▸ **Work task**
Only the text of the entries below should be returned, exactly as given, without pictures.

▸ **Data supplied**
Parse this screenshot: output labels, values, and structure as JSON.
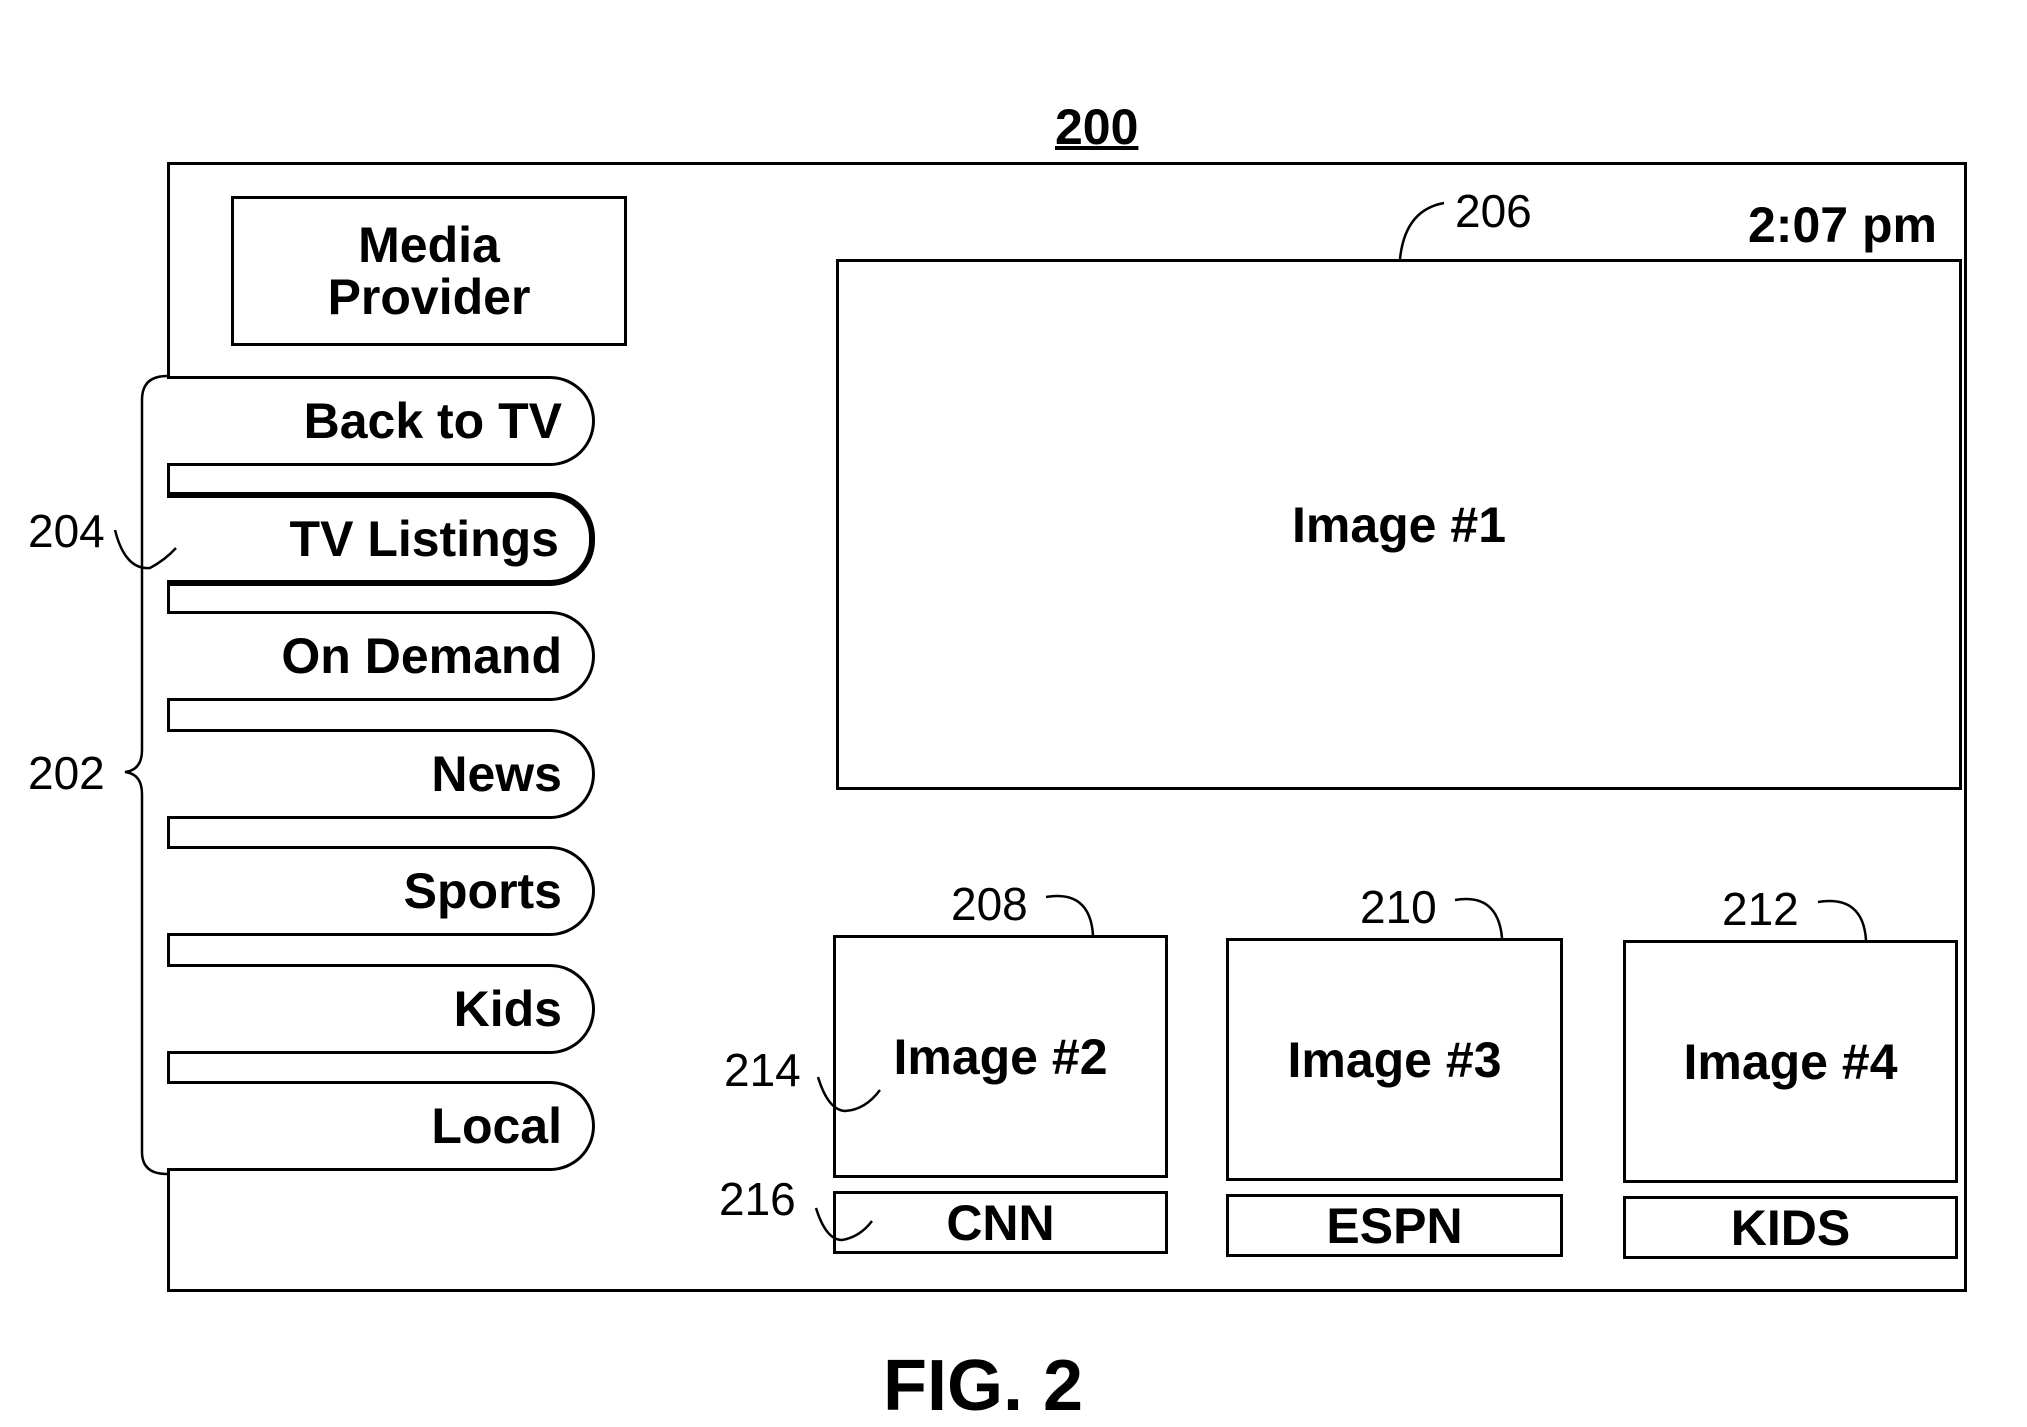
{
  "figure": {
    "number_label": "200",
    "caption": "FIG. 2"
  },
  "screen": {
    "brand": {
      "line1": "Media",
      "line2": "Provider"
    },
    "clock": "2:07 pm",
    "menu": {
      "items": [
        {
          "label": "Back to TV",
          "selected": false
        },
        {
          "label": "TV Listings",
          "selected": true
        },
        {
          "label": "On Demand",
          "selected": false
        },
        {
          "label": "News",
          "selected": false
        },
        {
          "label": "Sports",
          "selected": false
        },
        {
          "label": "Kids",
          "selected": false
        },
        {
          "label": "Local",
          "selected": false
        }
      ]
    },
    "main_image": {
      "label": "Image #1"
    },
    "thumbnails": [
      {
        "label": "Image #2",
        "channel": "CNN"
      },
      {
        "label": "Image #3",
        "channel": "ESPN"
      },
      {
        "label": "Image #4",
        "channel": "KIDS"
      }
    ]
  },
  "reference_numerals": {
    "menu_group": "202",
    "selected_item": "204",
    "main_image": "206",
    "thumb_1": "208",
    "thumb_2": "210",
    "thumb_3": "212",
    "thumb_image": "214",
    "thumb_channel_label": "216"
  }
}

▸ **Your solution**
Parse this screenshot: output labels, values, and structure as JSON.
{
  "figure": {
    "number_label": "200",
    "caption": "FIG. 2"
  },
  "screen": {
    "brand": {
      "line1": "Media",
      "line2": "Provider"
    },
    "clock": "2:07 pm",
    "menu": {
      "items": [
        {
          "label": "Back to TV",
          "selected": false
        },
        {
          "label": "TV Listings",
          "selected": true
        },
        {
          "label": "On Demand",
          "selected": false
        },
        {
          "label": "News",
          "selected": false
        },
        {
          "label": "Sports",
          "selected": false
        },
        {
          "label": "Kids",
          "selected": false
        },
        {
          "label": "Local",
          "selected": false
        }
      ]
    },
    "main_image": {
      "label": "Image #1"
    },
    "thumbnails": [
      {
        "label": "Image #2",
        "channel": "CNN"
      },
      {
        "label": "Image #3",
        "channel": "ESPN"
      },
      {
        "label": "Image #4",
        "channel": "KIDS"
      }
    ]
  },
  "reference_numerals": {
    "menu_group": "202",
    "selected_item": "204",
    "main_image": "206",
    "thumb_1": "208",
    "thumb_2": "210",
    "thumb_3": "212",
    "thumb_image": "214",
    "thumb_channel_label": "216"
  }
}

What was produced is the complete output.